• WHAT YOU NEED TO DO:
Write out the listing exactly, dropping any picture it contains.

• SOURCE MATERIAL:
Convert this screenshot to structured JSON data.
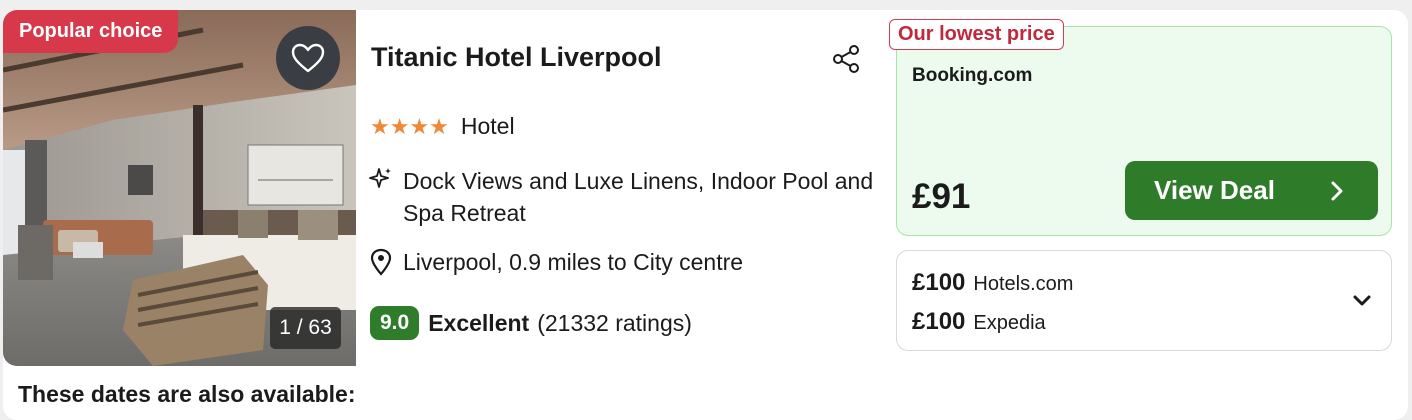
{
  "badge": {
    "popular": "Popular choice"
  },
  "photo": {
    "counter": "1 / 63"
  },
  "hotel": {
    "name": "Titanic Hotel Liverpool",
    "stars": "★★★★",
    "star_count": 4,
    "type": "Hotel",
    "feature": "Dock Views and Luxe Linens, Indoor Pool and Spa Retreat",
    "location": "Liverpool, 0.9 miles to City centre",
    "score": "9.0",
    "rating_label": "Excellent",
    "rating_count": "(21332 ratings)"
  },
  "deal": {
    "badge": "Our lowest price",
    "provider": "Booking.com",
    "price": "£91",
    "button": "View Deal"
  },
  "other_prices": [
    {
      "price": "£100",
      "provider": "Hotels.com"
    },
    {
      "price": "£100",
      "provider": "Expedia"
    }
  ],
  "footer": {
    "dates_heading": "These dates are also available:"
  },
  "colors": {
    "popular_badge": "#d8394a",
    "stars": "#f0883a",
    "score_badge": "#2f7d2a",
    "deal_bg": "#ecfbed",
    "deal_border": "#a8e4a6",
    "lowest_price_text": "#c0293c",
    "view_deal_button": "#2e7b2a"
  },
  "icons": [
    "heart-icon",
    "share-icon",
    "sparkle-icon",
    "location-pin-icon",
    "chevron-right-icon",
    "chevron-down-icon"
  ]
}
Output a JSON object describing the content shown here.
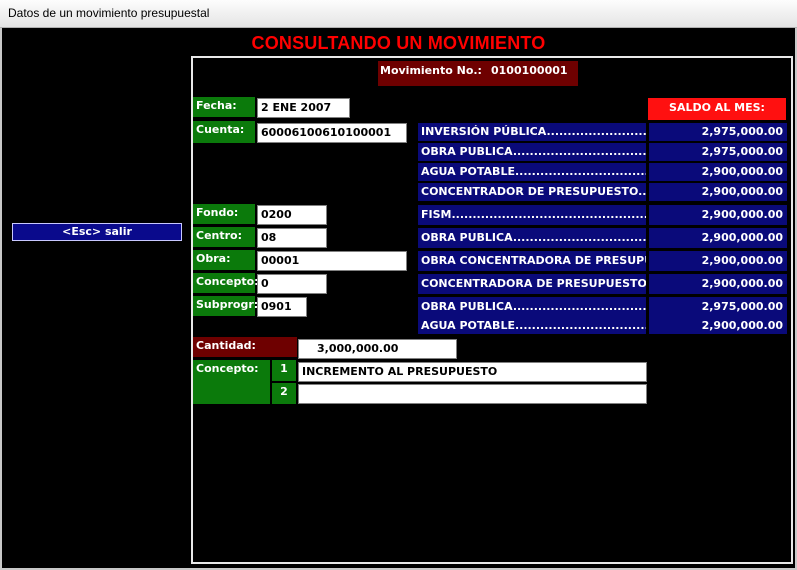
{
  "window": {
    "title": "Datos de un movimiento presupuestal"
  },
  "header": {
    "title": "CONSULTANDO UN MOVIMIENTO"
  },
  "movement": {
    "label": "Movimiento No.:",
    "number": "0100100001"
  },
  "esc_button": {
    "label": "<Esc> salir"
  },
  "fields": {
    "fecha": {
      "label": "Fecha:",
      "value": "2 ENE 2007"
    },
    "cuenta": {
      "label": "Cuenta:",
      "value": "60006100610100001"
    },
    "fondo": {
      "label": "Fondo:",
      "value": "0200"
    },
    "centro": {
      "label": "Centro:",
      "value": "08"
    },
    "obra": {
      "label": "Obra:",
      "value": "00001"
    },
    "concepto": {
      "label": "Concepto:",
      "value": "0"
    },
    "subprogr": {
      "label": "Subprogr:",
      "value": "0901"
    }
  },
  "saldo": {
    "header": "SALDO AL MES:",
    "rows": [
      {
        "name": "INVERSIÓN PÚBLICA...........................................",
        "amount": "2,975,000.00"
      },
      {
        "name": "OBRA PUBLICA.......................................................",
        "amount": "2,975,000.00"
      },
      {
        "name": "AGUA POTABLE......................................................",
        "amount": "2,900,000.00"
      },
      {
        "name": "CONCENTRADOR DE PRESUPUESTO.......................",
        "amount": "2,900,000.00"
      },
      {
        "name": "FISM.................................................................",
        "amount": "2,900,000.00"
      },
      {
        "name": "OBRA PUBLICA.......................................................",
        "amount": "2,900,000.00"
      },
      {
        "name": "OBRA CONCENTRADORA DE PRESUPUESTO",
        "amount": "2,900,000.00"
      },
      {
        "name": "CONCENTRADORA DE PRESUPUESTO......................",
        "amount": "2,900,000.00"
      },
      {
        "name": "OBRA PUBLICA.......................................................",
        "amount": "2,975,000.00"
      },
      {
        "name": "AGUA POTABLE......................................................",
        "amount": "2,900,000.00"
      }
    ]
  },
  "cantidad": {
    "label": "Cantidad:",
    "value": "3,000,000.00"
  },
  "concepto_text": {
    "label": "Concepto:",
    "lines": [
      {
        "num": "1",
        "text": "INCREMENTO AL PRESUPUESTO"
      },
      {
        "num": "2",
        "text": ""
      }
    ]
  },
  "colors": {
    "accent_red": "#ff0000",
    "label_green": "#0b7a0b",
    "row_blue": "#0a0a7a",
    "dark_red": "#6e0000"
  }
}
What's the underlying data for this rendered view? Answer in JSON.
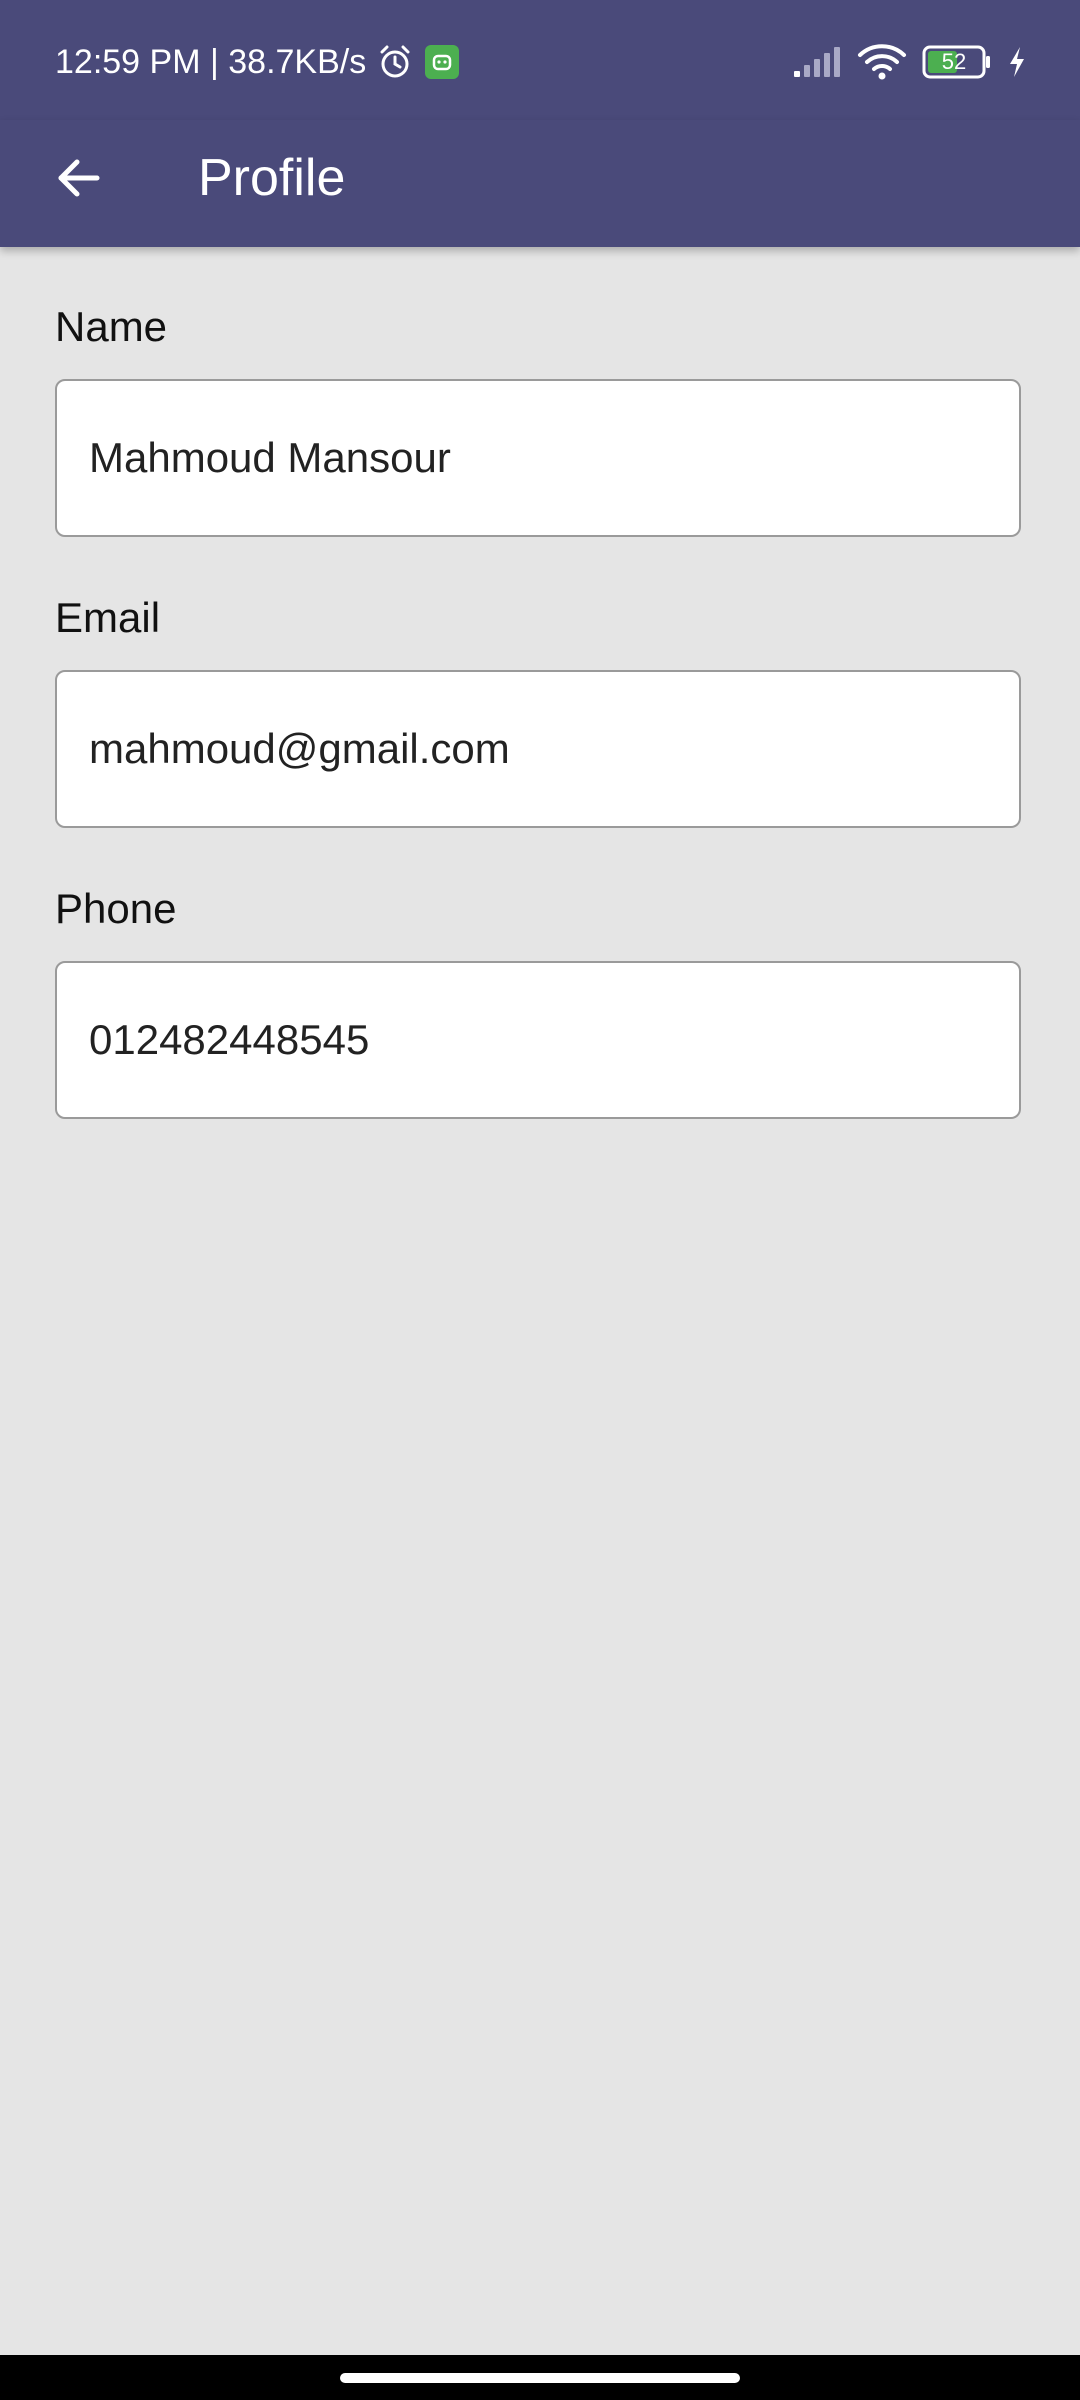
{
  "status_bar": {
    "left_text": "12:59 PM | 38.7KB/s",
    "battery_level": "52",
    "colors": {
      "background": "#4a4a7a",
      "app_badge": "#4caf50"
    },
    "icons": [
      "alarm-icon",
      "app-notification-icon",
      "signal-icon",
      "wifi-icon",
      "battery-icon",
      "charging-icon"
    ]
  },
  "app_bar": {
    "title": "Profile",
    "back_icon": "arrow-left-icon",
    "background": "#4a4a7a"
  },
  "form": {
    "name": {
      "label": "Name",
      "value": "Mahmoud Mansour"
    },
    "email": {
      "label": "Email",
      "value": "mahmoud@gmail.com"
    },
    "phone": {
      "label": "Phone",
      "value": "012482448545"
    }
  }
}
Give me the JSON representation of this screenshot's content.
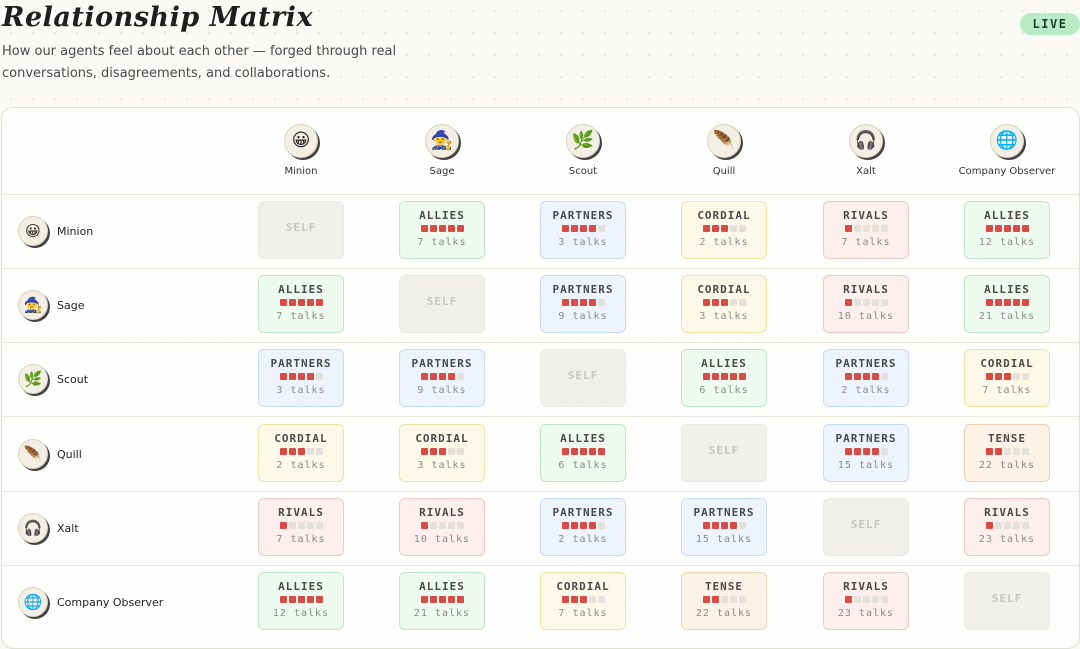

• EXERCISE ANSWER:
Convert this screenshot to structured JSON data.
{
  "badge": {
    "popular": "Popular choice"
  },
  "photo": {
    "counter": "1 / 63"
  },
  "hotel": {
    "name": "Titanic Hotel Liverpool",
    "stars": "★★★★",
    "star_count": 4,
    "type": "Hotel",
    "feature": "Dock Views and Luxe Linens, Indoor Pool and Spa Retreat",
    "location": "Liverpool, 0.9 miles to City centre",
    "score": "9.0",
    "rating_label": "Excellent",
    "rating_count": "(21332 ratings)"
  },
  "deal": {
    "badge": "Our lowest price",
    "provider": "Booking.com",
    "price": "£91",
    "button": "View Deal"
  },
  "other_prices": [
    {
      "price": "£100",
      "provider": "Hotels.com"
    },
    {
      "price": "£100",
      "provider": "Expedia"
    }
  ],
  "footer": {
    "dates_heading": "These dates are also available:"
  },
  "colors": {
    "popular_badge": "#d8394a",
    "stars": "#f0883a",
    "score_badge": "#2f7d2a",
    "deal_bg": "#ecfbed",
    "deal_border": "#a8e4a6",
    "lowest_price_text": "#c0293c",
    "view_deal_button": "#2e7b2a"
  },
  "icons": [
    "heart-icon",
    "share-icon",
    "sparkle-icon",
    "location-pin-icon",
    "chevron-right-icon",
    "chevron-down-icon"
  ]
}
Output a JSON object describing the content shown here.
{
  "window": {
    "title": "Datos de un movimiento presupuestal"
  },
  "header": {
    "title": "CONSULTANDO UN MOVIMIENTO"
  },
  "movement": {
    "label": "Movimiento No.:",
    "number": "0100100001"
  },
  "esc_button": {
    "label": "<Esc> salir"
  },
  "fields": {
    "fecha": {
      "label": "Fecha:",
      "value": "2 ENE 2007"
    },
    "cuenta": {
      "label": "Cuenta:",
      "value": "60006100610100001"
    },
    "fondo": {
      "label": "Fondo:",
      "value": "0200"
    },
    "centro": {
      "label": "Centro:",
      "value": "08"
    },
    "obra": {
      "label": "Obra:",
      "value": "00001"
    },
    "concepto": {
      "label": "Concepto:",
      "value": "0"
    },
    "subprogr": {
      "label": "Subprogr:",
      "value": "0901"
    }
  },
  "saldo": {
    "header": "SALDO AL MES:",
    "rows": [
      {
        "name": "INVERSIÓN PÚBLICA...........................................",
        "amount": "2,975,000.00"
      },
      {
        "name": "OBRA PUBLICA.......................................................",
        "amount": "2,975,000.00"
      },
      {
        "name": "AGUA POTABLE......................................................",
        "amount": "2,900,000.00"
      },
      {
        "name": "CONCENTRADOR DE PRESUPUESTO.......................",
        "amount": "2,900,000.00"
      },
      {
        "name": "FISM.................................................................",
        "amount": "2,900,000.00"
      },
      {
        "name": "OBRA PUBLICA.......................................................",
        "amount": "2,900,000.00"
      },
      {
        "name": "OBRA CONCENTRADORA DE PRESUPUESTO",
        "amount": "2,900,000.00"
      },
      {
        "name": "CONCENTRADORA DE PRESUPUESTO......................",
        "amount": "2,900,000.00"
      },
      {
        "name": "OBRA PUBLICA.......................................................",
        "amount": "2,975,000.00"
      },
      {
        "name": "AGUA POTABLE......................................................",
        "amount": "2,900,000.00"
      }
    ]
  },
  "cantidad": {
    "label": "Cantidad:",
    "value": "3,000,000.00"
  },
  "concepto_text": {
    "label": "Concepto:",
    "lines": [
      {
        "num": "1",
        "text": "INCREMENTO AL PRESUPUESTO"
      },
      {
        "num": "2",
        "text": ""
      }
    ]
  },
  "colors": {
    "accent_red": "#ff0000",
    "label_green": "#0b7a0b",
    "row_blue": "#0a0a7a",
    "dark_red": "#6e0000"
  }
}
What's the underlying data for this rendered view? Answer in JSON.
{
  "status_bar": {
    "left_text": "12:59 PM | 38.7KB/s",
    "battery_level": "52",
    "colors": {
      "background": "#4a4a7a",
      "app_badge": "#4caf50"
    },
    "icons": [
      "alarm-icon",
      "app-notification-icon",
      "signal-icon",
      "wifi-icon",
      "battery-icon",
      "charging-icon"
    ]
  },
  "app_bar": {
    "title": "Profile",
    "back_icon": "arrow-left-icon",
    "background": "#4a4a7a"
  },
  "form": {
    "name": {
      "label": "Name",
      "value": "Mahmoud Mansour"
    },
    "email": {
      "label": "Email",
      "value": "mahmoud@gmail.com"
    },
    "phone": {
      "label": "Phone",
      "value": "012482448545"
    }
  }
}
Give me the JSON representation of this screenshot's content.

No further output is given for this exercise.